Introduction to Nehemiah
Since Ezra and Nehemiah were once considered to be one book, and since Ezra and Nehemiah were contemporaries in post-exilic Jerusalem, there is much in common between the two books (see “Introduction” to Ezra). In fact, many of the ancient scribes believe Ezra actually wrote the first few chapters of Nehemiah, but the internal evidence strongly favors Nehemiah as the author.
Nehemiah was a high official in the court of Artaxerxes, king of Persia. As a Jew, however, he was greatly concerned about the reestablishment of Jerusalem and the temple back in Israel. Approximately fourteen years after Ezra received his decree from the king Artaxerxes, Nehemiah obtained another decree from the same king, giving him authority to rebuild the wall and the city as a whole. This was almost certainly the decree prophesied by Daniel as the beginning of the “seventy weeks” in Daniel’s famous prediction of the coming of the Messiah (Daniel 9:24-27).

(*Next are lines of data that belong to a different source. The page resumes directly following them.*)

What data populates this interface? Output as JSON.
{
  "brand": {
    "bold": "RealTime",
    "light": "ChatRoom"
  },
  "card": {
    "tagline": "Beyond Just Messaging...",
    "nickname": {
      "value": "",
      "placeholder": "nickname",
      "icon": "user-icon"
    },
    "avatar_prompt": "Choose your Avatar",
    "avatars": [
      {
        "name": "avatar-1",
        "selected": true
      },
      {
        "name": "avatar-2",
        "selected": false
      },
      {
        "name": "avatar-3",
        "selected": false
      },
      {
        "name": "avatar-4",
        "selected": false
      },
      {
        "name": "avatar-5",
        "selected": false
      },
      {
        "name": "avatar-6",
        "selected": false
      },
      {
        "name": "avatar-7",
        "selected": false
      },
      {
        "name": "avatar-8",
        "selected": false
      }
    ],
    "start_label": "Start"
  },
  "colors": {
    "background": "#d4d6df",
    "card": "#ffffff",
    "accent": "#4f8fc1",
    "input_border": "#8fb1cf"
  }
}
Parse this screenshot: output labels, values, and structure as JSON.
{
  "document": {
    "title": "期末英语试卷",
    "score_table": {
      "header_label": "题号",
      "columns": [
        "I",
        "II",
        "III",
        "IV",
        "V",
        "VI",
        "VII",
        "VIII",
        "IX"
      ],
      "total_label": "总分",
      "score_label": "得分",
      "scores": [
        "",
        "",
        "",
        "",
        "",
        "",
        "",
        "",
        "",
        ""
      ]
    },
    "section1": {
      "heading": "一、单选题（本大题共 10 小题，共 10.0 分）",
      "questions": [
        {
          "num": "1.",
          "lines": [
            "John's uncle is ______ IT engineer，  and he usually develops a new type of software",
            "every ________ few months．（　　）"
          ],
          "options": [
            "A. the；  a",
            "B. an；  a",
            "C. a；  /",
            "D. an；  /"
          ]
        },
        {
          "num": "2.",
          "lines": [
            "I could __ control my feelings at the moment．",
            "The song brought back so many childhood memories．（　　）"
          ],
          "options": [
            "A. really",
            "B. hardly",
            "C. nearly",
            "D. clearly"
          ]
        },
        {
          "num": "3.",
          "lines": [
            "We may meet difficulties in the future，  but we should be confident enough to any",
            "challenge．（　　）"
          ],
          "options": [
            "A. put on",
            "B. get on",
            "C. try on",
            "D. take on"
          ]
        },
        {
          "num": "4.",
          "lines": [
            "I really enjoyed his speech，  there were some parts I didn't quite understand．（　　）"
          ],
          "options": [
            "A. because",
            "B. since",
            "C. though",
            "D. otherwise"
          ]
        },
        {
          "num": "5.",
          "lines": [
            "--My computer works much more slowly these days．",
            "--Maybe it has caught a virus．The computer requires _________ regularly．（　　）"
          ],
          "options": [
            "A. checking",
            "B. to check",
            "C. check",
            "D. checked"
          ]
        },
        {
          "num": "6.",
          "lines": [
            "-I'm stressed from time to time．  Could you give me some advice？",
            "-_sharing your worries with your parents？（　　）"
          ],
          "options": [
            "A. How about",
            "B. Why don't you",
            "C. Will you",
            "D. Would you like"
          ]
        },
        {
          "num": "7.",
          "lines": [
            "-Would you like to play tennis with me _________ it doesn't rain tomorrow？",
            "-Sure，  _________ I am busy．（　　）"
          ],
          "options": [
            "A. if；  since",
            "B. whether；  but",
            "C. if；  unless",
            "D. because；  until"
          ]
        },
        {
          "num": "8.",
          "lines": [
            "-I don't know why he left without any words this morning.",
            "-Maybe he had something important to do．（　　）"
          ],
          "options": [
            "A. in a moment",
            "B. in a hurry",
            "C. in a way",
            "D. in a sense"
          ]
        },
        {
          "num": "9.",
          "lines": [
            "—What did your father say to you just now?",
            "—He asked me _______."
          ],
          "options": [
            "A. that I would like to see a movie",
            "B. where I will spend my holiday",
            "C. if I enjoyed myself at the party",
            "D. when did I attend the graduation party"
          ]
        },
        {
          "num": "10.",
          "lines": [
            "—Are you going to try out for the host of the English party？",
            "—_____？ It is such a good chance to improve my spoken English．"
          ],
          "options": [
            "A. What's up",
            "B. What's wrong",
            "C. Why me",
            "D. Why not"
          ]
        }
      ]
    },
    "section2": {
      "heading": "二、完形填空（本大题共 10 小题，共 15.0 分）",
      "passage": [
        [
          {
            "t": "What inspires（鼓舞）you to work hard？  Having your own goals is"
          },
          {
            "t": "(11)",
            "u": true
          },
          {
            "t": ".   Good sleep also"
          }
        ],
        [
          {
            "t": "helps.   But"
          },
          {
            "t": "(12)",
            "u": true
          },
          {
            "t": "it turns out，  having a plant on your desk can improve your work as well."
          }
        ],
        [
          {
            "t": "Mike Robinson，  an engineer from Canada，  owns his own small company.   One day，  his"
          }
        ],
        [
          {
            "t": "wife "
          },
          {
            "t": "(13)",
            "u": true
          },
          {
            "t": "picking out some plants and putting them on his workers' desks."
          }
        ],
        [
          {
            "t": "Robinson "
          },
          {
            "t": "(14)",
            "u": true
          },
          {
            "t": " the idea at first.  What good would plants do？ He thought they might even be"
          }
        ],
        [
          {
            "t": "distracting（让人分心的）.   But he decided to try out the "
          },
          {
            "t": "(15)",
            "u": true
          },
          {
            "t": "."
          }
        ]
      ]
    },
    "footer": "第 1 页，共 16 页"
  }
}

Under Nehemiah’s dynamic leadership, the walls were quickly rebuilt, despite much opposition from the previous inhabitants of the land. Under Ezra’s spiritual leadership, and Nehemiah’s governmental leadership, the remnant nation experienced a significant religious revival, though it never again gained complete independence.